Despite that, there is one area of the law in which I was consulted by reporters from many Missouri newspapers and television stations for years after I left the newspaper business in 1999. As someone who covered thousands of meetings during my 22 years as a reporter, I made it my business to learn the ins and outs of what could or could not be discussed in closed sessions.
School boards and city councils like to keep as many things as possible behind closed doors. Though some things are generally accepted as belonging in closed session- items about identifiable students, real estate dealings where the price could be affected, and legal matters for instance, there is absolutely nothing that has to be done in closed session.
The Sunshine Law says specifically that the bodies "may" discuss certain items in closed session. At no place does it say that closed meetings are required.
Quite some time ago, the C. J. Huff Administration began violating the law by dealing with retirements and resignations of teachers in closed session. Nothing in the law allows for that. The personnel exemptions are for "hiring, firing, promoting, or disciplining." Accepting a resignation or acknowledging a retirement does not fall into that category, though it had been keeping people from getting a clear idea of how many teachers were leaving the district.
As I finished reading the Joplin Globe article and checking out the television coverage of today's aborted attempt to have former member Jim Kimbrough returned to the R-8 Board of Education, it did not take long for me to come to a conclusion- Jim Kimbrough should already be on the board. When Board President Jeff Koch, Debbie Fort, and Jennifer Martucci voted for Kimbrough May 26, with Lynda Banwart and Mike Landis voting against, that should have been enough to return him to the board.

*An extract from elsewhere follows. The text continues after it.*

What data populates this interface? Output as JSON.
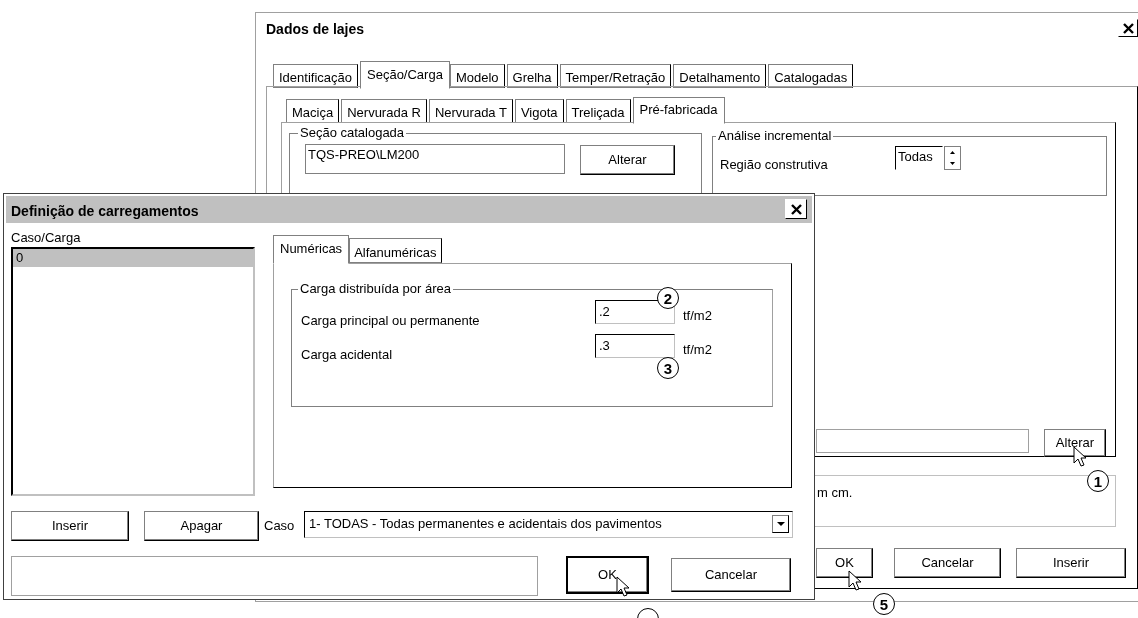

The swearing in was halted by Norman Rouse, who apparently was contacted by concerned employees, despite the fact that Rouse's job description is board attorney, not conerned employees attorney.
As you recall, when Kimbrough, Marsi Archer, Sharrock Dermott, Anne Sharp, Dave Guilford, and the rest of the applicants were interviewed by the board, it was done in open session and the same has been true for every vote.
That is because there is no allowance in the Sunshine Law to close the meeting for such a purpose. The new board member is not an employee, therefore you are not hiring him. It is an appointment to serve until the next election.
No matter what Rouse or the predictably overly cautious Missouri School Boards Association says if this is not hiring, and it is not, it comes nowhere near fitting any of the other criteria that would require four votes, therefore the majority of the quorum, three votes, should have been sufficient to put Jim Kimbrough on the board of education and stop this power play by Lynda Banwart and Mike Landis to take the decision making out of the hands of the people who were elected to the board to bring about change and put it in the hands of a County Commission, made up of two people who live outside the district and one who is highly compromised in this situation because of his past dealings with Lynda Banwart, dealings that have still not been mentioned in the Globe.
From the way the Globe article reads, it appears that the people in the C. J. Huff Administration may have undermined this effort to have Kimbrough sworn in as another desperate attempt to hold on to the status quo (and quite possibly their jobs).